Recommendations 16 [page 20 of the Report] stipulates that if the Governor and the General Assembly determine ''that some level of State-supported Internet access service should be provided to the general public and/or specified new and emerging businesses" then the Governor and the General Assembly should consider "funding one-time Internet access grants for key new and emerging businesses in the Commonwealth."
Recommendation 17 [page 21 of the Report] urges that "in order to provide equitable, affordable Internet connect costs throughout Virginia State agencies develop a coordinated contracting approach for all state-supported Internet access services" and that "the State explore ... contracting for such services with all potential Internet access providers."
HJR 76 stipulates that the Committee's principals include only the Board of The Library of Virginia and the Department of Information Technology. While the principals expanded participation to include other agencies and points of view, this Report represents the consensus of the two principals on all of the issues the Committee and its participants addressed, save two. First, the principals discussed but could not agree that tax advantages should be offered telecommunications companies or other Internet access providers which can provide reduced Internet access rates to remote and rural areas of the State. Second, the principals discussed, ad nauseam, but failed to agree on what guidelines, protocols or standards are needed to assure the confidentiality of personal information and data the State makes available online. There is discussion of both matters in the Report. There are no recommendations on either issue.
Finally, Appendix III to this Report includes a description and an analysis of the Commonwealth's present information infrastructure.

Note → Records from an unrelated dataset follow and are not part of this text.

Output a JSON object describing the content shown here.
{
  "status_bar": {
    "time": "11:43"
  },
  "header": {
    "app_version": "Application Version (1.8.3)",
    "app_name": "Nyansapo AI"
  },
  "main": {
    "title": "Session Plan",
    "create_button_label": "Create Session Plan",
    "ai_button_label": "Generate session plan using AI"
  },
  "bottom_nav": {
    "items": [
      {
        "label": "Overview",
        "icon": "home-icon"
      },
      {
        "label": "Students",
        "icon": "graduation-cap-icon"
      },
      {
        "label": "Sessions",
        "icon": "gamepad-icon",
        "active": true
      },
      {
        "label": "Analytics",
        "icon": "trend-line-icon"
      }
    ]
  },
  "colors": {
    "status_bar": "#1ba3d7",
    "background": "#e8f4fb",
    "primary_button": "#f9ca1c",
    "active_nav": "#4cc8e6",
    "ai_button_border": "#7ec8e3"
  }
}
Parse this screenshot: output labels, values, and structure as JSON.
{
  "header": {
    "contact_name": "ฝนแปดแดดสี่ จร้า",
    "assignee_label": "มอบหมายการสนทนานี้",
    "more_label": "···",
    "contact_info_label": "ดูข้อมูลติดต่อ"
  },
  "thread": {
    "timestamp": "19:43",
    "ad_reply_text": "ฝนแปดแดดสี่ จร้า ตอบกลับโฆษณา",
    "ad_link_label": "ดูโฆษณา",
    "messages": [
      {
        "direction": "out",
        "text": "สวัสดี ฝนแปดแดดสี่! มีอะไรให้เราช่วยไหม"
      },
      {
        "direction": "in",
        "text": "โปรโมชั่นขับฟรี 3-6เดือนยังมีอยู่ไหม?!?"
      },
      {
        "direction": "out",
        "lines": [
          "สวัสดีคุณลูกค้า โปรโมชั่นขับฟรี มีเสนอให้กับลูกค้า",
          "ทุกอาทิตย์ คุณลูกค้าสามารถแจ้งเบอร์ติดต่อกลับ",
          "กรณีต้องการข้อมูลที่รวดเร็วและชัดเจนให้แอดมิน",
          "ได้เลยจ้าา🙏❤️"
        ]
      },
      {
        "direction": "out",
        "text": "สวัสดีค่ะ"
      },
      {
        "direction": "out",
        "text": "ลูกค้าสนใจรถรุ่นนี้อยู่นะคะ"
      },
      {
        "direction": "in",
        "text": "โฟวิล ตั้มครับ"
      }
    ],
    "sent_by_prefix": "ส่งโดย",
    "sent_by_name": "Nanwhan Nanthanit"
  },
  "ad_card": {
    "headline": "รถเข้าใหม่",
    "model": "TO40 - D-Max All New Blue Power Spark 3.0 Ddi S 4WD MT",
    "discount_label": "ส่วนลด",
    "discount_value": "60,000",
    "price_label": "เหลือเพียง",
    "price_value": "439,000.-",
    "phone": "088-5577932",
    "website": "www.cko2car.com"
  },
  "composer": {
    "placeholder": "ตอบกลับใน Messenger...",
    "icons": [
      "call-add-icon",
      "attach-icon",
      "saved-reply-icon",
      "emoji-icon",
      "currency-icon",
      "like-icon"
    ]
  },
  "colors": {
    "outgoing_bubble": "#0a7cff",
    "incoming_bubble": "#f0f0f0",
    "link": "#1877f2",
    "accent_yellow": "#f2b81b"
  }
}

Appendix III also includes one Scenario for further developing and improving the current infrastructure.